Understanding Industry 4.0
May 15, 2023
If you’ve read my previous blogs (and why wouldn’t you?) you know I love to pick on things that are poorly named, but today it’s a naming trend I want to pick on. Industry 4.0. Really? Was there an Industry 3.912 at some stage that I missed? Of course not. Actually the 4.0 moniker is justified in this case and is drawing attention to what many consider is the 4th Industrial Revolution, and it’s hard to deny we’re participating in something fairly seismic. That said, IoT and digitisation are currently some of the most discussed and yet least understood topics within manufacturing today.

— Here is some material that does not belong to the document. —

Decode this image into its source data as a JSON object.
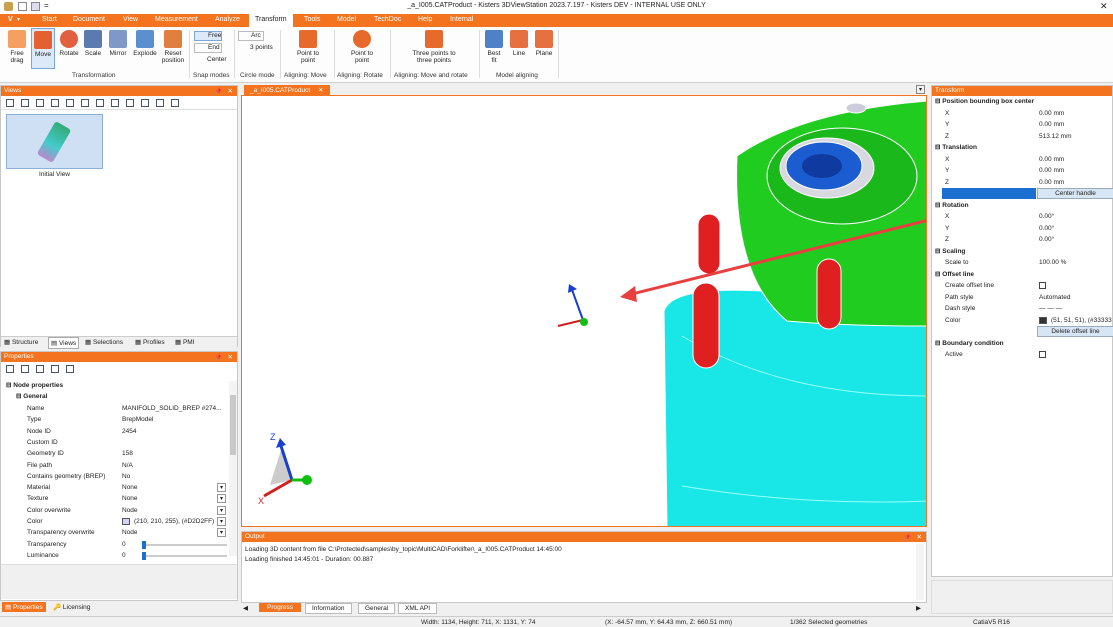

Many commercial organisations might still be in denial about how Industry 4.0 could impact their business or are struggling to find the talent or knowledge to know how to best adopt it for their unique use cases. But be assured that if you’re in manufacturing, building, maintenance, or a whole host of industry sectors and not engaging with IoT and digitisation, several of your competitors are implementing today and reaping the benefits. As the name suggests, if you’re not engaged in the revolution, you’re standing still and liable to get run over.
The integration of physical and digital technologies to create more efficient and productive manufacturing environments is a revolution and IoT, or the Internet of Things, plays a crucial role within Industry 4.0. It creates a network of connected devices that can communicate with each other and be visualised in a meaningful way, and in doing so provides the data to power the revolution.
IoT sensors and devices can monitor and collect data on various aspects of the manufacturing process, including machine performance, production rates, energy consumption, and product quality. This data can be analysed using machine learning and artificial intelligence algorithms to identify patterns and develop insights that can help optimize the manufacturing process and improve efficiency.
IoT enables predictive maintenance, where machines are monitored in real-time, and issues are identified and resolved before they cause downtime or damage. IoT can also improve worker safety by monitoring environmental conditions and providing real-time alerts in case of hazards or emergencies. It underpins the optimisation of end-to-end processes based on the location and availability of workers, the equipment and the materials they need to get the job done.
That sounds like a revolution to me but implementing IoT in Industry 4.0 still requires careful planning and consideration of security and privacy issues, as well as integration with existing systems and processes. But to deny that IoT is a key enabler of Industry 4.0, providing a wealth of data and insights that can help manufacturers optimize their operations and create new business models? Well, that’s just so Industry 3.0.
However, at Kinsetsu this is not new or news to us as we continue to implement solutions utilising the power of data and ever-maturing sensor devices to drive real and visible innovation for the public and private sectors. For us it’s Evolution 4.0.